Finally, geo-diverse dedicated circuits involve using multiple uplinks that are physically separated and located in different geographic locations. This can provide businesses with a high level of redundancy by ensuring that a failure in one location does not impact the availability of the network as a whole. This type of redundancy is often used by larger organizations with multiple locations or data centers and can provide a high degree of protection against disasters or other catastrophic events.
Ultimately, the type of redundancy that a business chooses will depend on its specific needs, budget, and risk tolerance. By evaluating the different options available and understanding the advantages and disadvantages of each, businesses can make informed decisions about the type of redundancy that is best suited for their organization.
Products Used for Redundancy
There are a number of products available that can help businesses implement network redundancy. One such product is Software-Defined Wide Area Networking (SD-WAN), which is a technology that allows businesses to manage multiple uplinks and prioritize traffic based on business needs. SD-WAN can help businesses reduce downtime and improve network performance by automatically detecting and routing traffic to the best available link.
Another product used for redundancy is Network Attached Storage (NAS), which provides businesses with a centralized location for data storage and backup. By using NAS, businesses can ensure that their critical data is stored in multiple locations, reducing the risk of data loss. NAS devices can also be configured to automatically back up data to the cloud or other off-site locations, providing an additional layer of redundancy.
In addition, businesses can utilize hardware redundancy by implementing backup components such as switches, routers, and firewalls. For example, businesses can use redundant power supplies in their switches and routers to ensure that they remain operational even in the event of a power outage. Redundant firewalls can also be used to provide an additional layer of security by ensuring that traffic is filtered through multiple devices.
Cloud-based redundancy is another option for businesses that want to ensure the availability of their networks. Cloud-based redundancy involves storing critical data and applications in the cloud, which can provide businesses with a high level of redundancy and flexibility. For example, businesses can use cloud-based load balancers to distribute traffic across multiple servers, or they can use cloud-based backup and recovery services to automatically back up data to multiple off-site locations.
As businesses continue to rely more heavily on technology, network redundancy has become increasingly important. By implementing redundancy measures such as dual uplinks, businesses can ensure that their networks remain available and operational even in the event of a failure or outage. In addition, businesses can utilize different types of redundancy, such as dedicated fiber, broadband, cellular, and geo-diverse dedicated circuits, to tailor their networks to their specific needs and requirements.

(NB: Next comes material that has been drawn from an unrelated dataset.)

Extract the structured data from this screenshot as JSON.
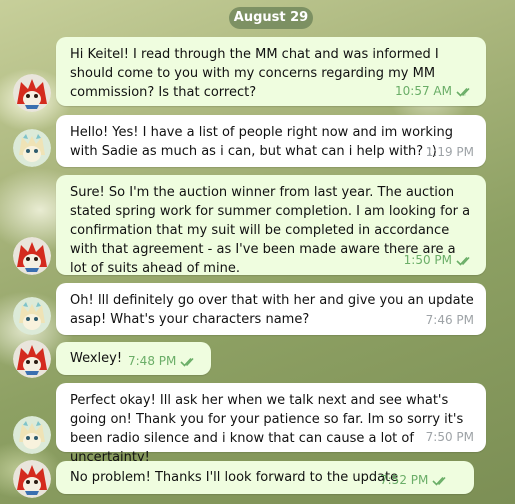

There are a number of products available that can help businesses implement network redundancy, such as SD-WAN, NAS, and hardware redundancy. Cloud-based redundancy is another option that businesses can utilize to ensure the availability of their networks. By implementing redundancy measures and utilizing these products, businesses can improve their uptime, network performance, and data security, ultimately ensuring that they remain competitive in today’s fast-paced and technology-driven business environment.